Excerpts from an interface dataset

########################################

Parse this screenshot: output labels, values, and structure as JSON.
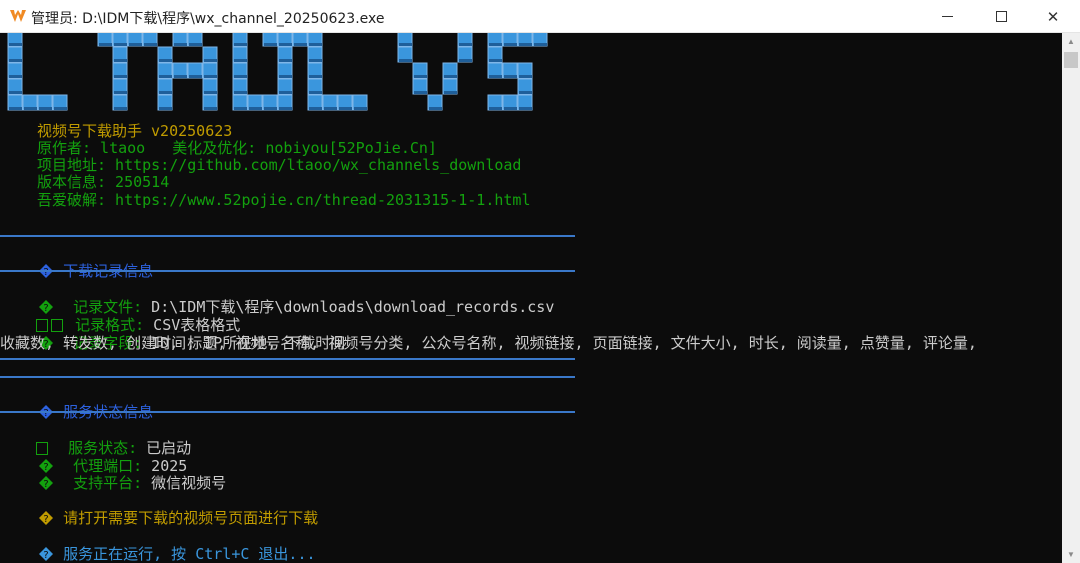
{
  "window": {
    "title": "管理员: D:\\IDM下载\\程序\\wx_channel_20250623.exe",
    "minimize": "minimize",
    "maximize": "maximize",
    "close": "close",
    "close_glyph": "✕"
  },
  "banner": {
    "text": "LTAOO VS",
    "colors": {
      "fill": "#3a96dd",
      "shade": "#1f5f9a",
      "outline": "#7fb6e8"
    }
  },
  "info": {
    "title": "视频号下载助手 v20250623",
    "author": "原作者: ltaoo   美化及优化: nobiyou[52PoJie.Cn]",
    "project": "项目地址: https://github.com/ltaoo/wx_channels_download",
    "version": "版本信息: 250514",
    "forum": "吾爱破解: https://www.52pojie.cn/thread-2031315-1-1.html"
  },
  "records_section": {
    "heading": "下载记录信息",
    "file_label": "记录文件:",
    "file_value": " D:\\IDM下载\\程序\\downloads\\download_records.csv",
    "format_label": "记录格式:",
    "format_value": " CSV表格格式",
    "fields_label": "记录字段:",
    "fields_value_1": " ID, 标题, 视频号名称, 视频号分类, 公众号名称, 视频链接, 页面链接, 文件大小, 时长, 阅读量, 点赞量, 评论量,",
    "fields_value_2": "收藏数, 转发数, 创建时间, IP所在地, 下载时间"
  },
  "service_section": {
    "heading": "服务状态信息",
    "status_label": "服务状态:",
    "status_value": " 已启动",
    "port_label": "代理端口:",
    "port_value": " 2025",
    "platform_label": "支持平台:",
    "platform_value": " 微信视频号"
  },
  "prompt": "请打开需要下载的视频号页面进行下载",
  "running": "服务正在运行, 按 Ctrl+C 退出...",
  "colors": {
    "console_bg": "#0c0c0c",
    "yellow": "#c19c00",
    "green": "#13a10e",
    "white": "#cccccc",
    "blue": "#2d62e0",
    "cyan": "#3a96dd",
    "rule": "#3a78c9"
  }
}
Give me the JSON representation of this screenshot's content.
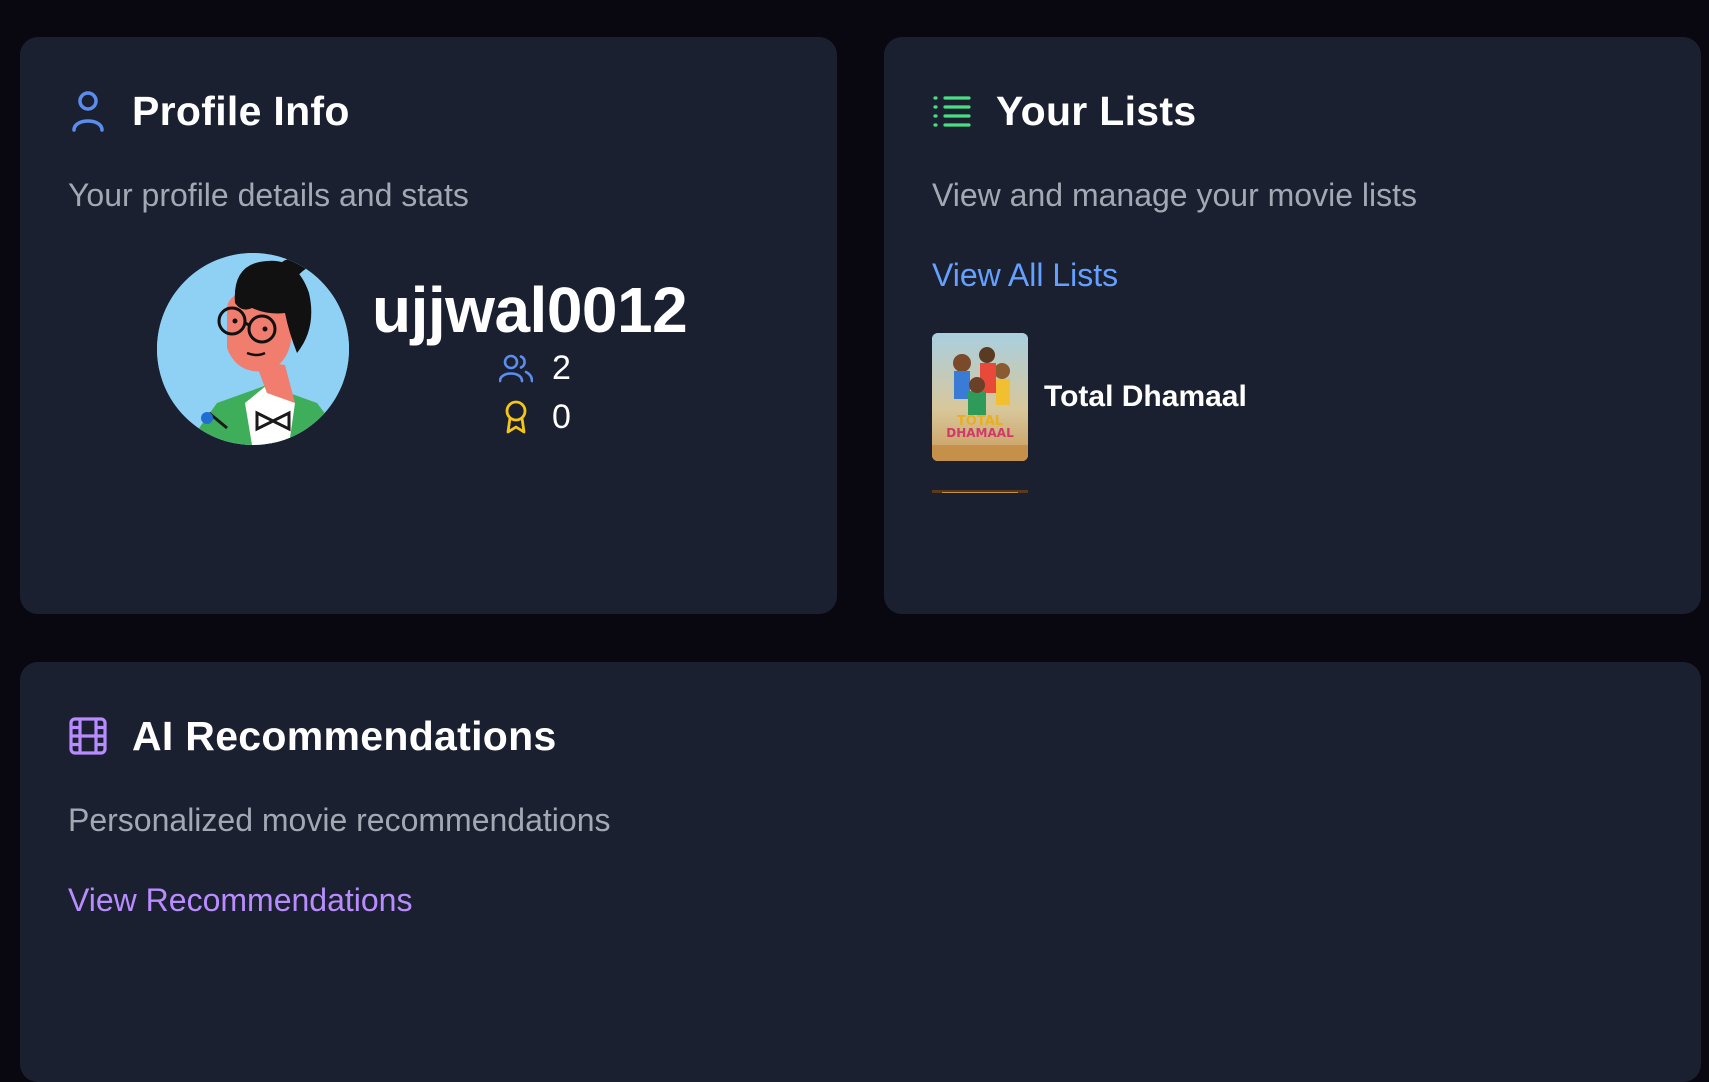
{
  "profile": {
    "title": "Profile Info",
    "subtitle": "Your profile details and stats",
    "username": "ujjwal0012",
    "friends_count": "2",
    "awards_count": "0",
    "icon": "user-icon",
    "accent_color": "#5b8def"
  },
  "lists": {
    "title": "Your Lists",
    "subtitle": "View and manage your movie lists",
    "view_all_label": "View All Lists",
    "icon": "list-icon",
    "accent_color": "#4ade80",
    "items": [
      {
        "title": "Total Dhamaal"
      }
    ]
  },
  "recommendations": {
    "title": "AI Recommendations",
    "subtitle": "Personalized movie recommendations",
    "view_label": "View Recommendations",
    "icon": "film-icon",
    "accent_color": "#b88cff"
  }
}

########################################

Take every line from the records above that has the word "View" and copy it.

- _Answer area_:
    "subtitle": "View and manage your movie lists",
    "view_all_label": "View All Lists",
    "view_label": "View Recommendations",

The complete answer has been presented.